a thousand flutes
from the bamboo forest
– Kala Ramesh (India)
Published in Modern Haiku 48:1. Winter/spring 2017
This lovely haiku takes me back to the East where every single aspect of nature works rhythmically. I love the sound and sight of this haiku. It brought a smile on my face and pulled the strings of my heart.
A thousand flutes could mean a thousand folk stories, a thousand journeys, a thousand years, or a thousand seasons which unanimously take the writer back to those thousands of moments that she has spent throughout her life. These nostalgic feelings stir the current inertia where she is missing her past the most.
I can also feel the resonance of thoughts and feelings that are in great synchronization with nature and brings harmonious and peaceful waves of wind to sooth both the heart and mind. The flute is a great instrument for touching the core of the heart, especially when there is silence all around. So, I can feel the meditative mood of all aspects of nature, including the person that is connected through the rhythm of love and peace.
The summer’s end means, in my opinion, a transformation where one can relate to and reciprocate with the positive vibes that comes on the way. I feel as if the person has achieved the state of mind where she can listen to nature with its true colours and enjoy the songs of love and change.
– Hifsa Ashraf (Pakistan)
What I noticed first in this haiku is the pivot line. “from the bamboo forest” connects with the first and second line, so that the poem can be read in two ways.
The next thing that came to mind while reading this haiku is the song of the bamboo forest as wind passes through it. It is a wonderful and fitting tribute for the end of summer.

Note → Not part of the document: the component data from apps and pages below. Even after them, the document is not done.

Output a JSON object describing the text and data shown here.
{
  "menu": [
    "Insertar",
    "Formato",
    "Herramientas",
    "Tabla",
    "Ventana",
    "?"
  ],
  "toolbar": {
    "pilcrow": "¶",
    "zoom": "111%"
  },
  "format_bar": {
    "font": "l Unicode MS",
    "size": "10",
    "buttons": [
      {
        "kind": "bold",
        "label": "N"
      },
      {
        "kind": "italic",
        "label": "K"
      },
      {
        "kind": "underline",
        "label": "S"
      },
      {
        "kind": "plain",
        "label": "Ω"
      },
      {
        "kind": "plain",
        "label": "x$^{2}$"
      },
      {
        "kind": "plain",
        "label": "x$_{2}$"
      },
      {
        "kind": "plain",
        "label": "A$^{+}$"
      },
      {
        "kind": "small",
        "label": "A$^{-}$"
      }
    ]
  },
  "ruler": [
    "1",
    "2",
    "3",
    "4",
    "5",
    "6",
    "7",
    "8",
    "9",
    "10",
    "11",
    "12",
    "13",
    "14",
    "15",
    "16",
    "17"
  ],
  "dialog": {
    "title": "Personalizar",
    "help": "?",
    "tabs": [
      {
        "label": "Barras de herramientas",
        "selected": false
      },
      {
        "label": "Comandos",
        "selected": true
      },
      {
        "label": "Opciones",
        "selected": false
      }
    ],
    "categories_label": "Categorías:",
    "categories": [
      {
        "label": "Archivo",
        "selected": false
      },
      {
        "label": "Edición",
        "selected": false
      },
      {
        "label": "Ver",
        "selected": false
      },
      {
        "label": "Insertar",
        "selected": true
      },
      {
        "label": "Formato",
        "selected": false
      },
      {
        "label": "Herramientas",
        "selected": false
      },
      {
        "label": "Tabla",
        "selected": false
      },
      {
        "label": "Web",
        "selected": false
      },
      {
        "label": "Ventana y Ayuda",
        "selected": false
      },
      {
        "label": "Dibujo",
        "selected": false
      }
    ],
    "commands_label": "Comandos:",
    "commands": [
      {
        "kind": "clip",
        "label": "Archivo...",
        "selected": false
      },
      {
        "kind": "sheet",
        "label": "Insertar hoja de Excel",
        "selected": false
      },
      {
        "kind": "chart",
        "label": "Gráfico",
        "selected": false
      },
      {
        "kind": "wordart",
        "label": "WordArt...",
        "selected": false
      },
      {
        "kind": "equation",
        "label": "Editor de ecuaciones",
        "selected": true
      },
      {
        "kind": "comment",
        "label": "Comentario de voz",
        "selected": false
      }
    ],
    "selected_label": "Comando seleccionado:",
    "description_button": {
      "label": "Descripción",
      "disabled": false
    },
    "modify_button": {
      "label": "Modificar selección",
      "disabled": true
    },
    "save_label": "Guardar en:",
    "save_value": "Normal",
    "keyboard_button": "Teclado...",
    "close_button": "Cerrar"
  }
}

Bamboo is light and the music it occasionally makes when wind goes through is soothing, which associates well with the mood of summer. For bamboo to make that sound, it would have to have holes in it or be cut, or perhaps the poet is speaking about people who made flutes from a bamboo grove and are now performing a ceremony or concert. But, I like the idea of spontaneous music from the forest more, as it makes the song for the end of summer even more poignant.
Commonly, the kigo, or seasonal reference, will appear in the first or second line of a haiku. But in this case, having the kigo come in the third line works well, as having the poem finish with the word “end” is fitting.
In terms of sound, the most prominent letters are “o,” “s,” and “f.” Hearing the “o” sounds bring about what is akin to the song of bamboo in wind. Perhaps the “f” and “s” sounds can reflect the music of bamboo leaves flitting in the wind.
The pacing of the lines is similar to the traditional rhythm of haiku and the lack of punctuation allows the pivot line to work its magic.
Though this haiku can be seen as melancholic, the song of the bamboo flutes gives it a sense of joy. It is a fine haiku with a deep mood and strong technical elements. It teaches us that there are extraordinary moments in what seems ordinary and that we should pay attention to our surroundings carefully to witness these special moments.
– Nicholas Klacsanzky (USA)
– Stylized photograph by G. Greir